I’m new here, so correct me if I’m wrong, but it doesn’t seem like the concern is with the interior enamel that touches the food on this Dutch oven you tested. Is all of the concern concentrated to the outer coating only? I was just in the market for one of these Dutch ovens when my friend turned me on to your work. Now I’m leaning towards the Staub after seeing your test results. Staub’s website says the interior of their DO’s are sprayed black matte enamel, but your test concluded that their interior was non-toxic so I’m considering going that route. Also, Im starting to get the feeling that all enamelware is toxic. Do you avoid enameled surfaces completely? I was looking at a porcelain-coated enamel baking tray from a different company, but now I’m skeptical. I wish your Amazon kitchen store was more extensive. Many thanks for the work you do! Kindly.

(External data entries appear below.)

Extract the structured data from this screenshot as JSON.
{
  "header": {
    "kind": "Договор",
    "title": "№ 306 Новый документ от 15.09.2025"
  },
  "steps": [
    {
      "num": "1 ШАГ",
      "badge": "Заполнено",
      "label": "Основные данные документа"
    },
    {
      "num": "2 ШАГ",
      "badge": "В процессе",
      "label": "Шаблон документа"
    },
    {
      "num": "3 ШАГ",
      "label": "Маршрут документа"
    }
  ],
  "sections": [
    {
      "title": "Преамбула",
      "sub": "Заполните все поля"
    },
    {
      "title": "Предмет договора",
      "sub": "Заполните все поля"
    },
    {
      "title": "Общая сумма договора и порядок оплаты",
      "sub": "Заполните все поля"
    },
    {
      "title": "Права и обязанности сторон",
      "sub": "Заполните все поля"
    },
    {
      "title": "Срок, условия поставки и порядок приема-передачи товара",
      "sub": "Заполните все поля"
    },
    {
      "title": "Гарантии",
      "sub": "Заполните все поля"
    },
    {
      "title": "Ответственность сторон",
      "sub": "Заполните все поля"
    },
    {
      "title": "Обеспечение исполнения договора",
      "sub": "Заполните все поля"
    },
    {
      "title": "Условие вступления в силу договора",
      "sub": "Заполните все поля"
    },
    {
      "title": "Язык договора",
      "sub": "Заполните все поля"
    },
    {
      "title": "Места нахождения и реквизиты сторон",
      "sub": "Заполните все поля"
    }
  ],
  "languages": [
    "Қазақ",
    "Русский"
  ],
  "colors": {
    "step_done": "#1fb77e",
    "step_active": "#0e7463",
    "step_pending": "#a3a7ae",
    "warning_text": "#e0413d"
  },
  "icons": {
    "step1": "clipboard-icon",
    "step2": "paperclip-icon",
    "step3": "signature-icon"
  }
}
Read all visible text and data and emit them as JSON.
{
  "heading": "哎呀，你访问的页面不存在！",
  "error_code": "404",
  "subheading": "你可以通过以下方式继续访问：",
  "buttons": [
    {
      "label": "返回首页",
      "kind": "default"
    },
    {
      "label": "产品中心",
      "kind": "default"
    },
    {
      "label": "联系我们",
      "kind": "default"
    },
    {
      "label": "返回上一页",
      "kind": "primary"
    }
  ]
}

Pretty much all enamelware tests positive for some toxicants (heavy metals.) The interiors generally have Lead or Cadmium or even Antimony (which was added to the list of known carcinogens in December of 2021.) We have chosen not to have any enamelware in our home. If you put “enamel” or “enamelware” in the search bar you will see the range of test results – and the problem is that most consumers do not have access to this type of testing for the products in their homes so (especially given the variation with toxicants enamelware) it is better to avoid it.